For me, there’s a greater responsibility to get it right and honor the person, especially when they’re not here to defend themselves. Robert’s passed on. There’s more gravity to it, in my opinion, to get it right and tell the truth. To be faithful to his memory. I guess I’ve only done that one other time in “Band of Brothers.” But I did feel a greater kind of pressure in that way. The good thing about it is there’s a lot more available in terms of research and to really understand, to try to put together who he was. I talked to Kris Jenner, and that was a great, great help to hear from her who he was as a husband, as a father and as a family man.
When in the process did you decide to talk to Kris? I know Ryan had discouraged the actors from talking to their real-life counterparts.
I had never heard that! So I reached out right away, before we started. As soon they offered me the part, and after a few creative conversations, I said I’m in. So I immediately started to get to work. I reached out to Kris. She was incredibly generous with her time. We’d never met, I don’t know her from Adam. And I basically cold-called her. I said I’d love to talk to you for a few minutes and I expected to maybe get 15-20 minutes out of her. We were on the phone for two hours. It was wonderful. She obviously loves him still, and loved him very, very much. She thought he was a great, decent man.
What did you learn from that conversation with her?
I learned that he was a real family man. That was what he lived for — family time, his parents, all the kids, Kris, big meals with family and friends. That he was quiet, but in the privacy of his family and friends, he was quite gregarious. He was quite funny. He was very charismatic. At the same time, he was also humble and very private and very modest. He had no interest in the spotlight. The whole celebrity thing was an inadvertent byproduct of this unfortunate ordeal. The other great thing, and really the key to the character, came out of the conversation with Kris, was that he was deeply religious. He was a man of great faith who had a strong personal relationship to God. And his actions and decisions were really guided by that.
We really see that at the start of the second episode, when you pray for O.J.’s safety. Was Jeffrey Toobin’s book helpful at all to you? What other research did you do?
Jeffrey’s book, which I read twice, was of great help just to understand the trial and the context and all the agendas. It wasn’t that helpful for Robert, actually, because Jeffrey was kind of dismissive of Robert. He’s hardly mentioned in the book, maybe a couple of times. So it was really digging deeper into watching his interviews and reading every article I could find in which Robert was referred to or in which he was quoted. I researched his business dealings with O.J. and how he came into money, his family being in the meatpacking business. Just to understand his history and who he was as a person, his education, his character.

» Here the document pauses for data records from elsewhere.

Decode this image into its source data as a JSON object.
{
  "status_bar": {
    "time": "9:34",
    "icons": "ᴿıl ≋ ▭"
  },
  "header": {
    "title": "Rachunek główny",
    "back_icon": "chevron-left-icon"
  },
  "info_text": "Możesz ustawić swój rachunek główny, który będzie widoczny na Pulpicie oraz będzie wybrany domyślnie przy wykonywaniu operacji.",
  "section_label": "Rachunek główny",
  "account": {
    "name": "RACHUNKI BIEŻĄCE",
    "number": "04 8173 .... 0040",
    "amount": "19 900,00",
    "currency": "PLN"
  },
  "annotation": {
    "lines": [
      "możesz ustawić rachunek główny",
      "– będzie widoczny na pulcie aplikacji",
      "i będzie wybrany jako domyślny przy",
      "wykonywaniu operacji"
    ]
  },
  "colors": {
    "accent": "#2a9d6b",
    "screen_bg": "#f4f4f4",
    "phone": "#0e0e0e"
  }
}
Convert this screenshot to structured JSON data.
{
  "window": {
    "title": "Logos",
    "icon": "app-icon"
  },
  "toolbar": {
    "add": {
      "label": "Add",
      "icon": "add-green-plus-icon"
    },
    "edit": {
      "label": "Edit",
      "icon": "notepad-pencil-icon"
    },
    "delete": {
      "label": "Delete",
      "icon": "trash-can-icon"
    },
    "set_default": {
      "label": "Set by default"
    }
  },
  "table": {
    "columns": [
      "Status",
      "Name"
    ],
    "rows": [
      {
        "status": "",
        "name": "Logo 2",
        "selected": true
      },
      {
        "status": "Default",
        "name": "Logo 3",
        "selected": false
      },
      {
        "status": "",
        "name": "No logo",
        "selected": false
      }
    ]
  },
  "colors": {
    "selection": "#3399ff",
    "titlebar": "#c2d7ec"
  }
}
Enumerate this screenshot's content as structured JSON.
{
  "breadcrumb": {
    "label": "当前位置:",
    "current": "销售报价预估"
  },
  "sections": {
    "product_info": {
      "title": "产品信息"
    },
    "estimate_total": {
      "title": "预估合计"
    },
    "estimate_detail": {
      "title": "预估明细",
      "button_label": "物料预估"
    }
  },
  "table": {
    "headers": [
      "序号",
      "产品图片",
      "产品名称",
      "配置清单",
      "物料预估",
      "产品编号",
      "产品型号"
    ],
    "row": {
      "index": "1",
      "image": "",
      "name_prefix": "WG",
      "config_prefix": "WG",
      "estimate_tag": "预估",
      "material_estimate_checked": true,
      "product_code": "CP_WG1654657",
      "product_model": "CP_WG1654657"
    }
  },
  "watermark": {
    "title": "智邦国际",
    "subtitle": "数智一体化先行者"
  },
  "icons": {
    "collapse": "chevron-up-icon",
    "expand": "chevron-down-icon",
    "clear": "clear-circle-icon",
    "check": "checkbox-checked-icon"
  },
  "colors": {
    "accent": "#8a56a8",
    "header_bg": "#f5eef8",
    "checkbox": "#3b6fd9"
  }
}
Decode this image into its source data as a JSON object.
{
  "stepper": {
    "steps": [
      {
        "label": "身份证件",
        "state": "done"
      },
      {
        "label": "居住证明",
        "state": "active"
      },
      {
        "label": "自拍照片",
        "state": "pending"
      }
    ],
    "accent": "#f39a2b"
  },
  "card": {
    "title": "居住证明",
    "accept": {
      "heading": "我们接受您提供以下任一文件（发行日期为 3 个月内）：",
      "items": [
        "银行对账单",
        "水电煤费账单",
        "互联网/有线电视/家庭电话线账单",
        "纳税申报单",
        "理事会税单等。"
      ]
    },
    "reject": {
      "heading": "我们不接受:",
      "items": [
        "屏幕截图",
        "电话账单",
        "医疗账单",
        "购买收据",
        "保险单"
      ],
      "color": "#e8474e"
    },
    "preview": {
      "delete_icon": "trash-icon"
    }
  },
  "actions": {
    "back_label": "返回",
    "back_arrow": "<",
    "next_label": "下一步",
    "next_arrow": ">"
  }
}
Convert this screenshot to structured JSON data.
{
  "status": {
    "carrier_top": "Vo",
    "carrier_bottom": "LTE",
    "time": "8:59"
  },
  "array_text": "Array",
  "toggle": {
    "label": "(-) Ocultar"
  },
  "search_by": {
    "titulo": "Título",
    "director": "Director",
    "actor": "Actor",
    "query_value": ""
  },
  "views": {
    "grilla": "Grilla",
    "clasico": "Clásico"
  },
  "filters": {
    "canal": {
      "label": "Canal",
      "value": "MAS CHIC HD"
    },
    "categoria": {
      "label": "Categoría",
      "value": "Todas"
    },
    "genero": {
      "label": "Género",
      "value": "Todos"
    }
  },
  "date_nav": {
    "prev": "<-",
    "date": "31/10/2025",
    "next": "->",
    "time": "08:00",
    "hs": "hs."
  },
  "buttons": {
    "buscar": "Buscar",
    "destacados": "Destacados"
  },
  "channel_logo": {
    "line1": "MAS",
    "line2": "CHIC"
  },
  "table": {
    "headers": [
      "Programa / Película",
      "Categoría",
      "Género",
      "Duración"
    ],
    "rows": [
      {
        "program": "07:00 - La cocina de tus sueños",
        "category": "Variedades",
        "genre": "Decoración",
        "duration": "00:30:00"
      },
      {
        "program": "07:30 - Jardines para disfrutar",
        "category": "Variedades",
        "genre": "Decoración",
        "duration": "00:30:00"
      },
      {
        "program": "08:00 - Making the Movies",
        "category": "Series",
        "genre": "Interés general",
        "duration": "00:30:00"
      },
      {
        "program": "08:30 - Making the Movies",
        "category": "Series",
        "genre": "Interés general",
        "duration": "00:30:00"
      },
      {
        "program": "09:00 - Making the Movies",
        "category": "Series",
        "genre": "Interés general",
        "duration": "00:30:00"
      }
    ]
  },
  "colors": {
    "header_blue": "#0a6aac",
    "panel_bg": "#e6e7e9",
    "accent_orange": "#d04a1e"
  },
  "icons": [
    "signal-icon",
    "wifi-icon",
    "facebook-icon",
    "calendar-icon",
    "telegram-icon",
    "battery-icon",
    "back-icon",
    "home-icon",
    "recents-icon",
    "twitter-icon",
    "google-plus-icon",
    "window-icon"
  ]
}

Was there one thing in particular that most helped you get into character?
Early on, I got for myself a leather Bible with his name on it. I understood he had one, with his name embossed on it. I just started carrying that around a lot and reading it. Just thinking more closely about what his relationship to God must have been like.
We see you get emotional at several times, trying to stay strong for your friend without getting caught up in the insanity. Was any scene particularly challenging for you?
There were several scenes. One of the most challenging was when he was trying to kill himself in Robert’s daughter’s bedroom. Another one for me, was later on, in episode 7 or 8, when Robert really is going through a crisis of faith, and he comes to Kris’ house to pick up the kids. He breaks down and admits he’s lost. That was a tough scene.
“The People v. O.J. Simpson” airs Tuesdays at 10 p.m. on FX.